Every blade of grass is a study; and to produce two, where there was but one, is both a profit and a pleasure.
I dream of a place and a time where America will once again be seen as the last best hope of earth.
My old father used to have a saying: If you make a bad bargain, hug it all the tighter.
He said that he felt like the boy that stumped his toe, it hurt too bad to laugh, and he was too big to cry.
Every man is proud of what he does well; and no man is proud of what he does not do well. With the former, his heart is in his work; and he will do twice as much of it with less fatigue. The latter performs a little imperfectly, looks at it in disgust, turns from it, and imagines himself exceedingly tired. The little he has done, comes to nothing, for want of finishing.
Our defense is in the preservation of the spirit which prizes liberty as a heritage of all men, in all lands, everywhere. Destroy this spirit and you have planted the seeds of despotism around your own doors.
What constitutes the bulwark of our own liberty and independence? It is not our frowning battlements, our bristling sea coasts, the guns of our war steamers, or the strength of our gallant and disciplined army. These are not our reliance against a resumption of tyranny in our fair land. All of them may be turned against our liberties, without making us stronger or weaker for the struggle. Our reliance is in the love of liberty which God has planted in our bosoms. Our defense is in the preservation of the spirit which prizes liberty as the heritage of all men, in all lands, everywhere. Destroy this spirit, and you have planted the seeds of despotism around your own doors.

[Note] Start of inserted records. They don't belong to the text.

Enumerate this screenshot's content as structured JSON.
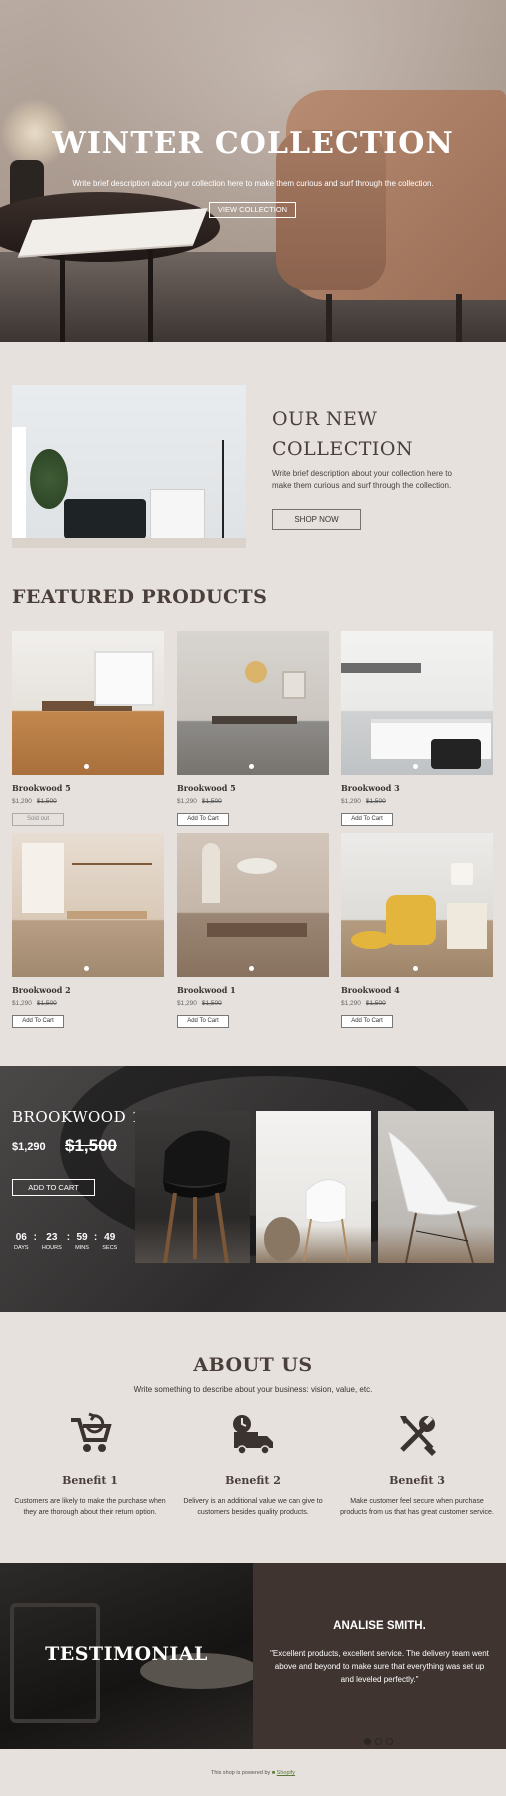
{
  "hero": {
    "title": "WINTER COLLECTION",
    "subtitle": "Write brief description about your collection here to make them curious and surf through the collection.",
    "button": "VIEW COLLECTION"
  },
  "new_collection": {
    "title_line1": "OUR NEW",
    "title_line2": "COLLECTION",
    "text": "Write brief description about your collection here to make them curious and surf through the collection.",
    "button": "SHOP NOW"
  },
  "featured": {
    "title": "FEATURED PRODUCTS",
    "products": [
      {
        "name": "Brookwood 5",
        "price": "$1,290",
        "compare": "$1,500",
        "button": "Sold out"
      },
      {
        "name": "Brookwood 5",
        "price": "$1,290",
        "compare": "$1,500",
        "button": "Add To Cart"
      },
      {
        "name": "Brookwood 3",
        "price": "$1,290",
        "compare": "$1,500",
        "button": "Add To Cart"
      },
      {
        "name": "Brookwood 2",
        "price": "$1,290",
        "compare": "$1,500",
        "button": "Add To Cart"
      },
      {
        "name": "Brookwood 1",
        "price": "$1,290",
        "compare": "$1,500",
        "button": "Add To Cart"
      },
      {
        "name": "Brookwood 4",
        "price": "$1,290",
        "compare": "$1,500",
        "button": "Add To Cart"
      }
    ]
  },
  "promo": {
    "title": "BROOKWOOD 1",
    "price": "$1,290",
    "compare": "$1,500",
    "button": "ADD TO CART",
    "timer": [
      {
        "value": "06",
        "label": "DAYS"
      },
      {
        "value": "23",
        "label": "HOURS"
      },
      {
        "value": "59",
        "label": "MINS"
      },
      {
        "value": "49",
        "label": "SECS"
      }
    ]
  },
  "about": {
    "title": "ABOUT US",
    "subtitle": "Write something to describe about your business: vision, value, etc.",
    "benefits": [
      {
        "icon": "cart-return-icon",
        "title": "Benefit 1",
        "text": "Customers are likely to make the purchase when they are thorough about their return option."
      },
      {
        "icon": "delivery-truck-icon",
        "title": "Benefit 2",
        "text": "Delivery is an additional value we can give to customers besides quality products."
      },
      {
        "icon": "wrench-screwdriver-icon",
        "title": "Benefit 3",
        "text": "Make customer feel secure when purchase products from us that has great customer service."
      }
    ]
  },
  "testimonial": {
    "title": "TESTIMONIAL",
    "name": "ANALISE SMITH.",
    "quote": "\"Excellent products, excellent service. The delivery team went above and beyond to make sure that everything was set up and leveled perfectly.\""
  },
  "footer": {
    "text": "This shop is powered by",
    "link": "Shopify"
  }
}
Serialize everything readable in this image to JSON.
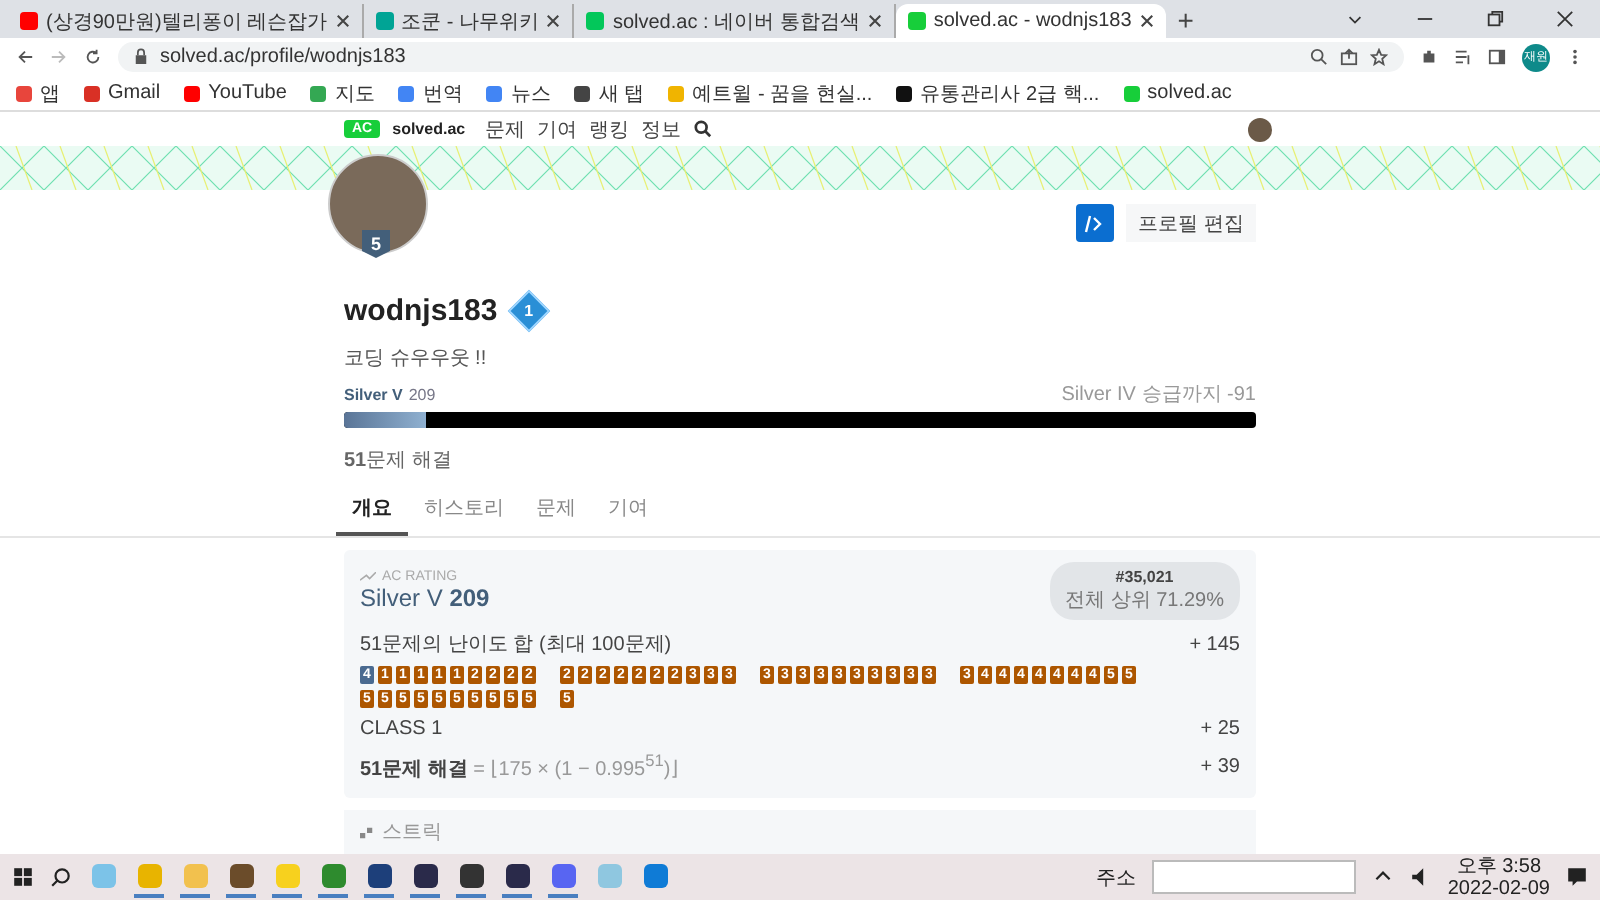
{
  "browser": {
    "tabs": [
      {
        "title": "(상경90만원)텔리퐁이 레슨잡가",
        "color": "#ff0000",
        "selected": false
      },
      {
        "title": "조쿤 - 나무위키",
        "color": "#00a495",
        "selected": false
      },
      {
        "title": "solved.ac : 네이버 통합검색",
        "color": "#03c75a",
        "selected": false
      },
      {
        "title": "solved.ac - wodnjs183",
        "color": "#17ce3a",
        "selected": true
      }
    ],
    "new_tab": "+",
    "url": "solved.ac/profile/wodnjs183",
    "profile_initials": "재원",
    "bookmarks": [
      {
        "label": "앱",
        "color": "#e8453c"
      },
      {
        "label": "Gmail",
        "color": "#d93025"
      },
      {
        "label": "YouTube",
        "color": "#ff0000"
      },
      {
        "label": "지도",
        "color": "#34a853"
      },
      {
        "label": "번역",
        "color": "#4285f4"
      },
      {
        "label": "뉴스",
        "color": "#4285f4"
      },
      {
        "label": "새 탭",
        "color": "#444444"
      },
      {
        "label": "예트윌 - 꿈을 현실...",
        "color": "#f0b400"
      },
      {
        "label": "유통관리사 2급 핵...",
        "color": "#111111"
      },
      {
        "label": "solved.ac",
        "color": "#17ce3a"
      }
    ]
  },
  "site": {
    "logo_mark": "AC",
    "logo_text": "solved.ac",
    "nav": [
      "문제",
      "기여",
      "랭킹",
      "정보"
    ]
  },
  "profile": {
    "tier_badge": "5",
    "edit_button": "프로필 편집",
    "username": "wodnjs183",
    "class_badge": "1",
    "bio": "코딩 슈우우웃 !!",
    "tier": "Silver V",
    "rating": "209",
    "next_tier": "Silver IV 승급까지 -91",
    "level": 0.09,
    "solved": "**51**문제 해결"
  },
  "tabs": [
    {
      "label": "개요",
      "selected": true
    },
    {
      "label": "히스토리",
      "selected": false
    },
    {
      "label": "문제",
      "selected": false
    },
    {
      "label": "기여",
      "selected": false
    }
  ],
  "rating_card": {
    "heading": "AC RATING",
    "tier": "Silver V",
    "rating": "209",
    "rank": "#35,021",
    "percentile": "전체 상위 71.29%",
    "difficulty_label": "51문제의 난이도 합 (최대 100문제)",
    "difficulty_score": "+ 145",
    "problem_groups": [
      [
        {
          "label": "4",
          "color": "#4a6a90"
        },
        {
          "label": "1",
          "color": "#ad5600"
        },
        {
          "label": "1",
          "color": "#ad5600"
        },
        {
          "label": "1",
          "color": "#ad5600"
        },
        {
          "label": "1",
          "color": "#ad5600"
        },
        {
          "label": "1",
          "color": "#ad5600"
        },
        {
          "label": "2",
          "color": "#ad5600"
        },
        {
          "label": "2",
          "color": "#ad5600"
        },
        {
          "label": "2",
          "color": "#ad5600"
        },
        {
          "label": "2",
          "color": "#ad5600"
        }
      ],
      [
        {
          "label": "2",
          "color": "#ad5600"
        },
        {
          "label": "2",
          "color": "#ad5600"
        },
        {
          "label": "2",
          "color": "#ad5600"
        },
        {
          "label": "2",
          "color": "#ad5600"
        },
        {
          "label": "2",
          "color": "#ad5600"
        },
        {
          "label": "2",
          "color": "#ad5600"
        },
        {
          "label": "2",
          "color": "#ad5600"
        },
        {
          "label": "3",
          "color": "#ad5600"
        },
        {
          "label": "3",
          "color": "#ad5600"
        },
        {
          "label": "3",
          "color": "#ad5600"
        }
      ],
      [
        {
          "label": "3",
          "color": "#ad5600"
        },
        {
          "label": "3",
          "color": "#ad5600"
        },
        {
          "label": "3",
          "color": "#ad5600"
        },
        {
          "label": "3",
          "color": "#ad5600"
        },
        {
          "label": "3",
          "color": "#ad5600"
        },
        {
          "label": "3",
          "color": "#ad5600"
        },
        {
          "label": "3",
          "color": "#ad5600"
        },
        {
          "label": "3",
          "color": "#ad5600"
        },
        {
          "label": "3",
          "color": "#ad5600"
        },
        {
          "label": "3",
          "color": "#ad5600"
        }
      ],
      [
        {
          "label": "3",
          "color": "#ad5600"
        },
        {
          "label": "4",
          "color": "#ad5600"
        },
        {
          "label": "4",
          "color": "#ad5600"
        },
        {
          "label": "4",
          "color": "#ad5600"
        },
        {
          "label": "4",
          "color": "#ad5600"
        },
        {
          "label": "4",
          "color": "#ad5600"
        },
        {
          "label": "4",
          "color": "#ad5600"
        },
        {
          "label": "4",
          "color": "#ad5600"
        },
        {
          "label": "5",
          "color": "#ad5600"
        },
        {
          "label": "5",
          "color": "#ad5600"
        }
      ],
      [
        {
          "label": "5",
          "color": "#ad5600"
        },
        {
          "label": "5",
          "color": "#ad5600"
        },
        {
          "label": "5",
          "color": "#ad5600"
        },
        {
          "label": "5",
          "color": "#ad5600"
        },
        {
          "label": "5",
          "color": "#ad5600"
        },
        {
          "label": "5",
          "color": "#ad5600"
        },
        {
          "label": "5",
          "color": "#ad5600"
        },
        {
          "label": "5",
          "color": "#ad5600"
        },
        {
          "label": "5",
          "color": "#ad5600"
        },
        {
          "label": "5",
          "color": "#ad5600"
        }
      ],
      [
        {
          "label": "5",
          "color": "#ad5600"
        }
      ]
    ],
    "class_label": "CLASS 1",
    "class_score": "+ 25",
    "solved_formula": "**51문제 해결** = ⌊175 × (1 − 0.995$^{51}$)⌋",
    "solved_score": "+ 39"
  },
  "streak_card": {
    "heading": "스트릭"
  },
  "taskbar": {
    "apps": [
      {
        "color": "#7cc3e8",
        "running": false
      },
      {
        "color": "#e8b400",
        "running": true
      },
      {
        "color": "#f2c14e",
        "running": true
      },
      {
        "color": "#6b4c2a",
        "running": true
      },
      {
        "color": "#f7d11e",
        "running": true
      },
      {
        "color": "#2e8b2e",
        "running": true
      },
      {
        "color": "#1d3f7a",
        "running": true
      },
      {
        "color": "#2a2a4a",
        "running": true
      },
      {
        "color": "#333333",
        "running": true
      },
      {
        "color": "#2a2a4a",
        "running": true
      },
      {
        "color": "#5865f2",
        "running": true
      },
      {
        "color": "#8fc7e0",
        "running": false
      },
      {
        "color": "#0f7bd6",
        "running": false
      }
    ],
    "address_label": "주소",
    "time": "오후 3:58",
    "date": "2022-02-09"
  }
}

Our cause, then, must be intrusted to, and conducted by its own undoubted friends—those whose hands are free, whose hearts are in the? work—who do care for the result. Two years ago the Republicans of the nation mustered over thirteen hundred thousand strong. We did this under the single impulse of resistance to a common danger, with every external circumstance against us. Of strange, discordant, and even, hostile elements, we gathered from the four winds, and formed and fought the battle through, under the constant hot fire of a disciplined, proud, and pampered enemy. Did we brave all then, to falter now?—now—when that same enemy is wavering, dissevered and belligerent? The result is not doubtful. We shall not fail—if we stand firm, we shall not fail. Wise councils may accelerate or mistakes delay it, but, sooner or later the victory is sure to come.
Topics: Battle, Government
The principles of Jefferson are the definitions and axioms of free society.
The best thing about the future is that it comes only one day at a time.
I know that the LORD is always on the side of the right. But it is my constant anxiety and prayer that I and this nation should be on the LORDS side.
If the policy of the government, upon vital questions affecting the whole people, is to be irrevocably fixed by decisions of the Supreme Court, the people will have ceased, to be their own rulers, having, to that extent, practically resigned their government into the hands of that eminent tribunal. Nor is there, in this view, any assault upon the court, or the judges. It is a duty, from which they may not shrink, to decide cases properly brought before them; and it is no fault of theirs, if others seek to turn their decisions to political purposes.
As labor is the common burden of our race, so the effort of some to shift their share of the burden onto the shoulders of others is the great durable curse of the race.
Wondering Whom to Read Next?
- James A. Garfield American Head of State
- William McKinley American Head of State
- Thomas Jefferson American Head of State
- Herbert Hoover American Statesman
- Ulysses S. Grant American Head of State
- Richard Nixon American Head of State
- George W. Bush American Head of State
- John Quincy Adams American Head of State
- Calvin Coolidge American Head of State
- Andrew Jackson American Head of State